The company announced this week it will file documents with the Public Service Commission later this month to close the ponds at the Mill Creek and Trimble County power plants. The ponds are one way the company disposes of coal ash, which is a byproduct of burning coal. The ash is also placed into dry landfills, and the company said a quarter of the waste is recycled into products like concrete and wallboards.
LG&E spokeswoman Natasha Collins said the company estimates that the $311 million cost to cap and close the two ponds — lumped in with another $5 million for updated mercury controls — at its peak will increase the average LG&E ratepayer’s bill by $2.26 in 2020.
The monthly surcharge will increase gradually until 2020, and then decline.
“This is the direction that we’ve been going in,” Collins said. “And ultimately, in studying our compliance options as it relates to the new rule, we determined that the lowest reasonable-cost option would be capping and closing our coal ash ponds while also continuing to beneficially reuse the byproducts.”
The coal ash pond at Mill Creek is currently the subject of a lawsuit filed by environmental groups, who claim the pond’s direct discharges into the Ohio River violate LG&E’s state permit. LG&E is also in the process of capping and closing the coal ash pond at the Cane Run plant. The coal-fired Cane Run was retired last year, and a natural gas power plant now operates on the site.

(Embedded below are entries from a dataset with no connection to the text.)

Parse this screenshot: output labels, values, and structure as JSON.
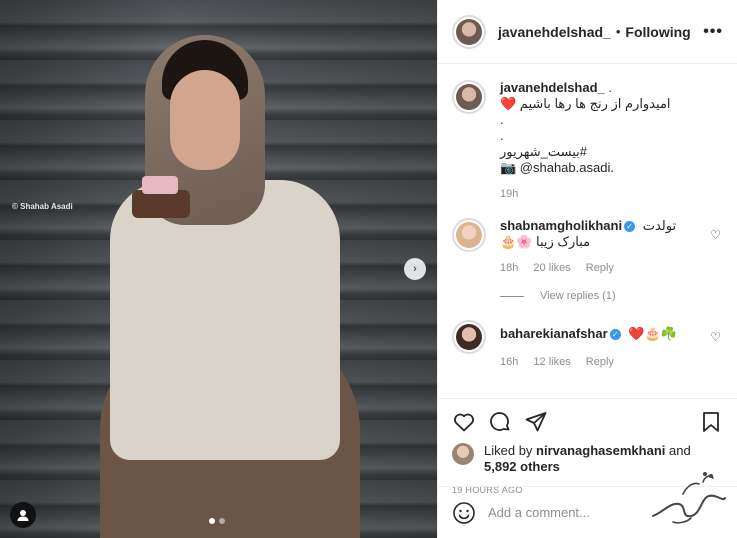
{
  "post": {
    "watermark": "Shahab Asadi",
    "slide_count": 2,
    "active_slide": 1
  },
  "header": {
    "username": "javanehdelshad_",
    "separator": "•",
    "follow_status": "Following",
    "more_icon": "more-dots-icon"
  },
  "caption": {
    "username": "javanehdelshad_",
    "suffix": ".",
    "lines": [
      "امیدوارم از رنج ها رها باشیم ❤️",
      ".",
      ".",
      "#بیست_شهریور",
      "📷 @shahab.asadi."
    ],
    "time": "19h"
  },
  "comments": [
    {
      "username": "shabnamgholikhani",
      "verified": true,
      "text_line1": "تولدت",
      "text_line2": "مبارک زیبا 🌸🎂",
      "time": "18h",
      "likes": "20 likes",
      "reply": "Reply",
      "view_replies": "View replies (1)"
    },
    {
      "username": "baharekianafshar",
      "verified": true,
      "text": "❤️🎂☘️",
      "time": "16h",
      "likes": "12 likes",
      "reply": "Reply"
    }
  ],
  "actions": {
    "like_icon": "heart-icon",
    "comment_icon": "comment-icon",
    "share_icon": "share-icon",
    "save_icon": "bookmark-icon"
  },
  "liked_by": {
    "prefix": "Liked by",
    "user": "nirvanaghasemkhani",
    "and": "and",
    "others": "5,892 others"
  },
  "timestamp": "19 HOURS AGO",
  "add_comment": {
    "placeholder": "Add a comment...",
    "emoji_icon": "emoji-icon"
  }
}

Coal ash ponds came under scrutiny in 2008, when a billion gallons of slurry was released from an impoundment in Kingston, Tennessee. The Environmental Protection Agency finalized the nation’s first-ever federal standards for coal ash in 2014; the rules allow existing coal ash ponds to continue operating, unless they’re causing problems to water quality.